BJJ focuses a lot on joint locks and chokes. From a self-defense standpoint joint locks are lower priority than chokes. It doesn’t matter if an attacker is a drug-addled hulk who doesn’t feel pain. If he has no blood flowing to his brain, you get to walk away. The chokes do not cut off air, but rather blood flow through the Carotid arteries. Literally, someone can still breath while being rendered unconscious. They often don’t know what’s happening until they’re waking up.
The joint locks can be used to cause life-altering destruction to someone’s limbs. Things like Knee-bars, Arm-bars, Heel-hooks, Oma Plata’s, and Kimura’s can all cause significant injury- things you will recover from eventually but will probably never be the same again. Things like full rotator cuff tears (from shoulder locks), disruption if muscle insertions (from bicep/calf slicers), and Maisonneuve injuries to the lower leg (from heel hooks) are not minor injuries.

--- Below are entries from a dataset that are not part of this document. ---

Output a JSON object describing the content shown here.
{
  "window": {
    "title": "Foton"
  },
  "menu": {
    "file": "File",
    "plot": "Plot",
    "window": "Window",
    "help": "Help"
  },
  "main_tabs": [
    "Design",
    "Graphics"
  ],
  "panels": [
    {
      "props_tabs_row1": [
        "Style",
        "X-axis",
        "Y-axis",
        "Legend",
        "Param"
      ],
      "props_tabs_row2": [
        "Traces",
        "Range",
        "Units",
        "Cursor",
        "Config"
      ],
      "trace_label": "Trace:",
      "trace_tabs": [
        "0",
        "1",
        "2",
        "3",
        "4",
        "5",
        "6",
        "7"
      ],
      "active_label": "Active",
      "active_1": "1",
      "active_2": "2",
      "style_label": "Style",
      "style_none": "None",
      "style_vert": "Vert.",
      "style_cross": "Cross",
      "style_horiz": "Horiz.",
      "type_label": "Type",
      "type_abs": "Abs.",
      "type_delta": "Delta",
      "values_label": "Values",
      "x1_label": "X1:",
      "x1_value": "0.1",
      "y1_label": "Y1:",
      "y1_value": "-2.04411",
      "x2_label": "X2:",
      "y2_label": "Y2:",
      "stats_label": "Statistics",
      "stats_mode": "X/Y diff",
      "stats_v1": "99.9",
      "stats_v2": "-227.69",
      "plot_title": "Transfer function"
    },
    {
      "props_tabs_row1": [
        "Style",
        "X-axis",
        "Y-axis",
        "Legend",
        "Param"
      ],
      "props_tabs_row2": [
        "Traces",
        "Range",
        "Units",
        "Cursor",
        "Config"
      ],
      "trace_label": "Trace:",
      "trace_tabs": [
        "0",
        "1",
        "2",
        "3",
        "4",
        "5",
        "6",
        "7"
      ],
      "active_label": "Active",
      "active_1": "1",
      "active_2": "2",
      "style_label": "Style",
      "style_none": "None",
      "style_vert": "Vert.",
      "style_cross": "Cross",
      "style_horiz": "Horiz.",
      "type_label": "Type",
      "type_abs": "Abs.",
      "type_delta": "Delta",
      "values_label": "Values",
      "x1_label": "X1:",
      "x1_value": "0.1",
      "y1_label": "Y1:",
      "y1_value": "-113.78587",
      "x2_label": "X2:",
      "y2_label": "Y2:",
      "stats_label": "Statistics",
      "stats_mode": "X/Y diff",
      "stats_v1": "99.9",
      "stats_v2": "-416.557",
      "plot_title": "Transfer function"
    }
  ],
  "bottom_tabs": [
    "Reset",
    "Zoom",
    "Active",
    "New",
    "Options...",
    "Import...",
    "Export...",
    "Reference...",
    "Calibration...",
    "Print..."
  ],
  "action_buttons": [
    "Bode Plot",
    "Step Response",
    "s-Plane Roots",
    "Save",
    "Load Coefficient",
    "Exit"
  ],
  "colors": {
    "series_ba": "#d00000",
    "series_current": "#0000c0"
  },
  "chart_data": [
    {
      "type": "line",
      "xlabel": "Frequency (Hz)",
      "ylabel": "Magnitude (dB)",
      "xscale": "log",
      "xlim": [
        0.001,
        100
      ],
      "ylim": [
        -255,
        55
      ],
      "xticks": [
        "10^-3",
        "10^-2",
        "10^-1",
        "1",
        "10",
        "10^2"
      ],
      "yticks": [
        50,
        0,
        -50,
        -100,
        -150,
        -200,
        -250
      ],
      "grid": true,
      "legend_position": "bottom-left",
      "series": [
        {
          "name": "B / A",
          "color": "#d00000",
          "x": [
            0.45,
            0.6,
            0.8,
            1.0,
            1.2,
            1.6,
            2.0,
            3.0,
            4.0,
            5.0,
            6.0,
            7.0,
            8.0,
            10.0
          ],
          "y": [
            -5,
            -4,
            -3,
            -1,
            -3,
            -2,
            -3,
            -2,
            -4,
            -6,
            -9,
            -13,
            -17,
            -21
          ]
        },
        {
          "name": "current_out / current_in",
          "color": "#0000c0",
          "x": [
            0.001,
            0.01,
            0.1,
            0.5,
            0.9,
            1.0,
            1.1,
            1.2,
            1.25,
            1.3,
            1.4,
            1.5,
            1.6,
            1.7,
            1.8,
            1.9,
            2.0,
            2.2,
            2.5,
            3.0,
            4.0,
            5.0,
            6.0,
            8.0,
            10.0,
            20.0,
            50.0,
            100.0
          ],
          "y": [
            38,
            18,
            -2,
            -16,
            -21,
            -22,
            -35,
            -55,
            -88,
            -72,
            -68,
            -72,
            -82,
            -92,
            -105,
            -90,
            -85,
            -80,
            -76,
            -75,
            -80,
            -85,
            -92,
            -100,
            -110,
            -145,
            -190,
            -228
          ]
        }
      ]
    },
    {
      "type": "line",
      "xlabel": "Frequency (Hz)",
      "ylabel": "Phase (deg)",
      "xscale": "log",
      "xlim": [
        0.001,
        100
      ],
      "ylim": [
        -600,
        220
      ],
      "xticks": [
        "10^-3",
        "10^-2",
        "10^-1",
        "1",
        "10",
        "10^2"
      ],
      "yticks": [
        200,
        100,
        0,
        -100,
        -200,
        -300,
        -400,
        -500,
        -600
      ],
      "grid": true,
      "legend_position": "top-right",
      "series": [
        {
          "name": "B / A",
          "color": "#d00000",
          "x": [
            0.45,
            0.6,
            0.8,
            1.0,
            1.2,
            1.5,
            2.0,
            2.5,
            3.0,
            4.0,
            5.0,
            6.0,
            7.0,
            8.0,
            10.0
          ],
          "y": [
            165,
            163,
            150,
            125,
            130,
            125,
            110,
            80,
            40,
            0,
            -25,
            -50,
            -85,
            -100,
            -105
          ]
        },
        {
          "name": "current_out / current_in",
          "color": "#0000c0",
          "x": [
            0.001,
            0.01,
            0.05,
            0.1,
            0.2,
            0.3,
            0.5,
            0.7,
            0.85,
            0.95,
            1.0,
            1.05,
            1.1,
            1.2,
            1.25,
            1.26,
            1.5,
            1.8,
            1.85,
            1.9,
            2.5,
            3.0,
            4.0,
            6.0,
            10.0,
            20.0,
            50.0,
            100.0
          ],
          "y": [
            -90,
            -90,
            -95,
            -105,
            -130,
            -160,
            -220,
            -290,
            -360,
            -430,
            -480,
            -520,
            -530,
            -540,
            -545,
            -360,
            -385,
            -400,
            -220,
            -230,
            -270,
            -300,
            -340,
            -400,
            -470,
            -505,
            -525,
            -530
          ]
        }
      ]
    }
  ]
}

What I like about it is that it’s very practical. We’ve all seen these Youtube “martial artists” teaching things they’ve either learned from Hollywood or just made up that are in no way realistic. Just looking at their technique you think, “that would never work in real life.” BJJ actually works practically. Obviously nothing is one-hundred percent effective, but its extremely high percentage effectiveness over other marital arts has led to it being coined “the King of Martial Arts”.
My BJJ school is under Master Marcio and owned and operated by head instructor Charlie McShane. Marcio is one of “the Famous Five” black belts under Rolls Gracie. He is responsible for bringing the now famous Triangle choke to the fore in modern BJJ. He is also the founder of Gracie Sports USA and Team Macarra BJJ under which I train. Marcio is a great instructor, is definitely a hugger, and is as Brazilian as they come. He’s super fun to be around.
Marcio married into the Gracie family. Marcio’s son Nieman Gracie is a revered, professional MMA fighter in the welterweight division of Bellator MMA. Marcio’s daughter Deborah Gracie Stambowsky is the second female in the Gracie family to achieve the rank of black belt.
Interestingly, one of the things about ministry is that the reward for it doesn’t come in this life. There are really no “attaboy’s” or the proverbial pats on the back. One has to get used to that. Real progress in ministry is on a spiritual level, not a numerical one which makes it really difficult to see, in some cases impossible. If you’re a goal oriented person, ministry might frustrate you for this reason. While two plus two equals four in the material world, a spiritual leader who does something plus something else does not always get the same result in his ministry. Sometimes he sees no result at all.
I suppose this may be part of what is so satisfying about learning something like BJJ. It adds an aspect to my life in which there are milestones and where progress is more visible. I suppose that and many other reasons are why I think I’ll continue training as long as the Lord gives me the ability.